_Your objective_
Each record must be copied in full and unchanged; any image it holds is excluded.

_Stored data_
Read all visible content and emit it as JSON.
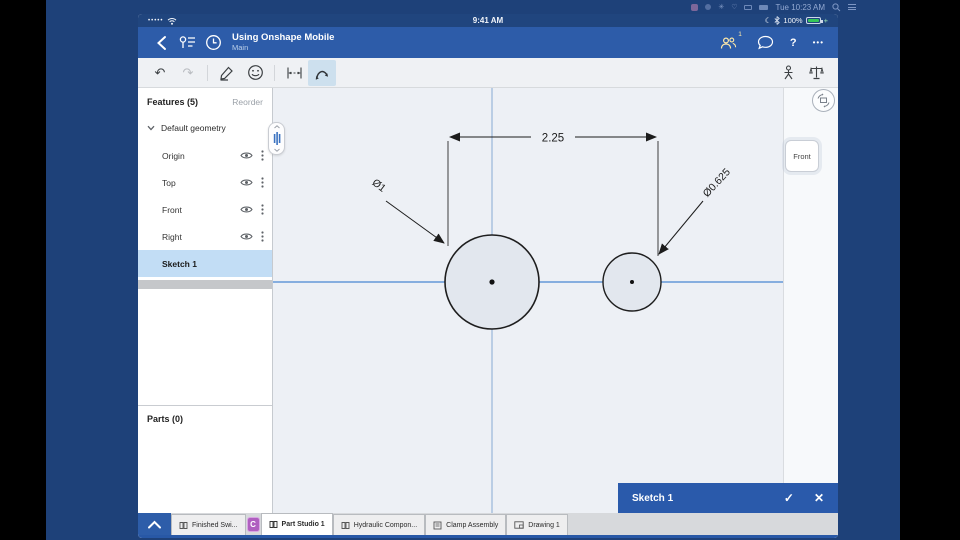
{
  "menubar": {
    "time": "Tue 10:23 AM"
  },
  "status_bar": {
    "time": "9:41 AM",
    "battery": "100%"
  },
  "header": {
    "title": "Using Onshape Mobile",
    "subtitle": "Main",
    "collab_badge": "1",
    "help_label": "?",
    "more_label": "•••"
  },
  "features_panel": {
    "title": "Features (5)",
    "reorder_label": "Reorder",
    "group_label": "Default geometry",
    "items": [
      {
        "label": "Origin"
      },
      {
        "label": "Top"
      },
      {
        "label": "Front"
      },
      {
        "label": "Right"
      }
    ],
    "sketch_item": "Sketch 1"
  },
  "parts_panel": {
    "title": "Parts (0)"
  },
  "canvas": {
    "dim_linear": "2.25",
    "dim_big_circle": "Ø1",
    "dim_small_circle": "Ø0.625",
    "view_cube_label": "Front"
  },
  "sketch_dialog": {
    "title": "Sketch 1",
    "confirm": "✓",
    "cancel": "✕"
  },
  "tab_bar": {
    "collaborator_initial": "C",
    "tabs": [
      {
        "label": "Finished Swi..."
      },
      {
        "label": "Part Studio 1"
      },
      {
        "label": "Hydraulic Compon..."
      },
      {
        "label": "Clamp Assembly"
      },
      {
        "label": "Drawing 1"
      }
    ]
  },
  "colors": {
    "header_blue": "#2d5ca9",
    "dialog_blue": "#2a5aab",
    "selection_blue": "#c2ddf5",
    "construction_line": "#4a86d2",
    "battery_green": "#35c759"
  }
}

_Expected output_
Read all visible content and emit it as JSON.
{
  "menubar": {
    "time": "Tue 10:23 AM"
  },
  "status_bar": {
    "time": "9:41 AM",
    "battery": "100%"
  },
  "header": {
    "title": "Using Onshape Mobile",
    "subtitle": "Main",
    "collab_badge": "1",
    "help_label": "?",
    "more_label": "•••"
  },
  "features_panel": {
    "title": "Features (5)",
    "reorder_label": "Reorder",
    "group_label": "Default geometry",
    "items": [
      {
        "label": "Origin"
      },
      {
        "label": "Top"
      },
      {
        "label": "Front"
      },
      {
        "label": "Right"
      }
    ],
    "sketch_item": "Sketch 1"
  },
  "parts_panel": {
    "title": "Parts (0)"
  },
  "canvas": {
    "dim_linear": "2.25",
    "dim_big_circle": "Ø1",
    "dim_small_circle": "Ø0.625",
    "view_cube_label": "Front"
  },
  "sketch_dialog": {
    "title": "Sketch 1",
    "confirm": "✓",
    "cancel": "✕"
  },
  "tab_bar": {
    "collaborator_initial": "C",
    "tabs": [
      {
        "label": "Finished Swi..."
      },
      {
        "label": "Part Studio 1"
      },
      {
        "label": "Hydraulic Compon..."
      },
      {
        "label": "Clamp Assembly"
      },
      {
        "label": "Drawing 1"
      }
    ]
  },
  "colors": {
    "header_blue": "#2d5ca9",
    "dialog_blue": "#2a5aab",
    "selection_blue": "#c2ddf5",
    "construction_line": "#4a86d2",
    "battery_green": "#35c759"
  }
}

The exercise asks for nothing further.